Director’s Note: When I was a little my grandfather told me about his time as a soldier of the Wehrmacht in Russia. He was a machine gunner, heavily wounded. His stories fascinated me as a little boy. After he died I did not want to hear anymore about this war. I asked myself: What does it still that have to do with me? The confrontation with the Third Reich and the German guilt at school and in the media is so overwhelming in Germany that it was difficult for me as a teenager to take a personal view of this strained field. There is still a lot of black-and-white thinking about this disastrous time. Thus, the deeds of the Nazis and one’s own family history are often difficult to reconcile.

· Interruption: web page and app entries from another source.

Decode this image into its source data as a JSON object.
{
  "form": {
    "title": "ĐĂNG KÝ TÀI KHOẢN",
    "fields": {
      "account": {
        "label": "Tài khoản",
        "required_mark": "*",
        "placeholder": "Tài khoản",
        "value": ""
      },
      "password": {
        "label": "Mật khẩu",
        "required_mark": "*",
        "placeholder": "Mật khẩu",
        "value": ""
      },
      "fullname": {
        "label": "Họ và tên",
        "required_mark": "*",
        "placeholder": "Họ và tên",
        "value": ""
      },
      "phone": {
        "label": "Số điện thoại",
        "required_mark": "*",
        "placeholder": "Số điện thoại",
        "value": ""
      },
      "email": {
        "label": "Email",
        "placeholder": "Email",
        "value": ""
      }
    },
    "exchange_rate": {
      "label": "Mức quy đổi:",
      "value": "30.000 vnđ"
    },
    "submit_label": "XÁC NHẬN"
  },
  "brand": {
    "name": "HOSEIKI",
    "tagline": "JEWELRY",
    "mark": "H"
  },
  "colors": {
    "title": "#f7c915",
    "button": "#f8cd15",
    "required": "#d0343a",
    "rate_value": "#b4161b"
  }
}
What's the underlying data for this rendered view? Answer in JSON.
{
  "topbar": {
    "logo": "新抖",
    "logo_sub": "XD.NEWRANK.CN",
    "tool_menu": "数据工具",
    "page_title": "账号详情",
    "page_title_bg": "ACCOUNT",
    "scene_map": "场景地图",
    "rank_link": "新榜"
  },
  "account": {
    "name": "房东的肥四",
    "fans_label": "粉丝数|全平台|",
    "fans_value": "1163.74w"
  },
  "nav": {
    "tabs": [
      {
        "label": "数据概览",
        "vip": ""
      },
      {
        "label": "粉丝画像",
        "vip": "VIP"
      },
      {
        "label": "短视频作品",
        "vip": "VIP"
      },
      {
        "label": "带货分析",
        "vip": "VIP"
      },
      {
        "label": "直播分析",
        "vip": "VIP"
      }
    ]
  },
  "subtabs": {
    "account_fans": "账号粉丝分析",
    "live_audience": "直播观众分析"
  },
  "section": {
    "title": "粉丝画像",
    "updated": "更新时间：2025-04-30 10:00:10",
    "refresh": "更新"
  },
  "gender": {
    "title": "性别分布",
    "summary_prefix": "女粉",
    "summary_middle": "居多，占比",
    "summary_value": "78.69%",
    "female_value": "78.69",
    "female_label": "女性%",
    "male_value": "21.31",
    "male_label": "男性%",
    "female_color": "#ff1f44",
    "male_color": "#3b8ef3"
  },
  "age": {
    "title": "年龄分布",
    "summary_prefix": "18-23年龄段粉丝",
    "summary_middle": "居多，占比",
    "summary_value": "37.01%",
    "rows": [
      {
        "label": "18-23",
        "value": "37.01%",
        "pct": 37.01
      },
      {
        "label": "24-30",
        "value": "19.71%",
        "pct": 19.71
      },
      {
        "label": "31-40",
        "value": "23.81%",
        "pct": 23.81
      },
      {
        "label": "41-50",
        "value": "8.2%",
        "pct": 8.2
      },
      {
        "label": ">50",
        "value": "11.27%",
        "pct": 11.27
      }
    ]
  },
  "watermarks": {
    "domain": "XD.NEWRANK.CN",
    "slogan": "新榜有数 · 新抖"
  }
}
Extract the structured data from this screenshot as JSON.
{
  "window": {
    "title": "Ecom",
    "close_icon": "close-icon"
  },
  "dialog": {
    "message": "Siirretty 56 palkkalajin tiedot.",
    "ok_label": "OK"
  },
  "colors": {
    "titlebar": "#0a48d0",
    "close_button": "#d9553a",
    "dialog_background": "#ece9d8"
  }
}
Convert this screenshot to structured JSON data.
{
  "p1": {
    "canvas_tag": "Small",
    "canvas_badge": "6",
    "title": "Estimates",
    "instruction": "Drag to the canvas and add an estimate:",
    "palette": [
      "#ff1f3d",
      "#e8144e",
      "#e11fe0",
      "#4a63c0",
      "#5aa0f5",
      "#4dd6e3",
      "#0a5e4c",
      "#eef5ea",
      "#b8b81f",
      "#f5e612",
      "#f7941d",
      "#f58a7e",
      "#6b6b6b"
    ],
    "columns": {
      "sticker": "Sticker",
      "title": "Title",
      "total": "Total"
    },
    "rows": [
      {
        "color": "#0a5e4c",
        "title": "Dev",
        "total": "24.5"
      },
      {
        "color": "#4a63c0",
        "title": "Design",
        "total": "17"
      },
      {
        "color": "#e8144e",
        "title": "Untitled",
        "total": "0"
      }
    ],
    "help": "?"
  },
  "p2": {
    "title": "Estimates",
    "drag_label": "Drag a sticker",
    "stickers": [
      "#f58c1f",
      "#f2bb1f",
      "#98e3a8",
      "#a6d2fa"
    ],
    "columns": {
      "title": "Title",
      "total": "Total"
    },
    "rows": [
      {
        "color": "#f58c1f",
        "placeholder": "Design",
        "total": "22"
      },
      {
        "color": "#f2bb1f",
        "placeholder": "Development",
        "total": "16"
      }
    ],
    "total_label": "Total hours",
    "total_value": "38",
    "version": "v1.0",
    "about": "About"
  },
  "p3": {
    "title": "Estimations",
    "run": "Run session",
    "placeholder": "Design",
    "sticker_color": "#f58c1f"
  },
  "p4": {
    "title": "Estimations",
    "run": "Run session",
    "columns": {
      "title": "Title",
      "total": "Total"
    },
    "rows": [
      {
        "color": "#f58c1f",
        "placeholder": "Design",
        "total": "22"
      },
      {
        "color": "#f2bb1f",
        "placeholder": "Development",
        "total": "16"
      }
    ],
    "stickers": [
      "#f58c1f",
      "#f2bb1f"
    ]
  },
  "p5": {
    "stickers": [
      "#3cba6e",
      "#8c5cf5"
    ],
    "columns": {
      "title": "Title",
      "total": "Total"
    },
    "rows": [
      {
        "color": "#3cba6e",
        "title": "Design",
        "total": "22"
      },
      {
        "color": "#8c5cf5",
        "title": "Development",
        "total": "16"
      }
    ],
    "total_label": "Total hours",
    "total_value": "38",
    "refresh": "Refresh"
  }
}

„You look like your grandfather“, Valentina tells me in the film, when I show her the picture of my grandpa. The old Belarussian woman is the survivor of a concentration camp and reassures me that my grandfather was not one of the guards in the camp, where she beaten as a child.
What else did I inherit from my grandfather? I am searching for traces of his life as a soldier – together my father, deep in the Belarusian countryside. We find a few traces, but more important are the encounters on our way – especially with the old people in an abandoned village with only three inhabitants left. Meeting these people and listening to their stories: that’s the gift of this journey. I realize that my grandfather was there, more than 70 years ago. And what happened during this time still has an effect on my life. My father – who was sceptical at first – reconciles himself with his own father. This brings us closer together and loosens knots between us. For me it shows how meaningful and healing it can be to reconnect with your ancestors.
With my film I want to inspire others to take a deeper look into their own family history.
How much soldier is still alive in me?
New research from epigenetics indicates that enormous stress experiences change the genetic make-up. German filmmaker Sebastian Heinzel explores the effects of WWII on his family and follows his grandfather’s path from Germany to Belarus. He discovers unexpected connections to his own past and his war dreams, which have been haunting him for years.
Against the background of the global refugee crisis and international tensions, the film tells of the long-term consequences of the war and our task to deal with it in order to make healing and reconciliation possible.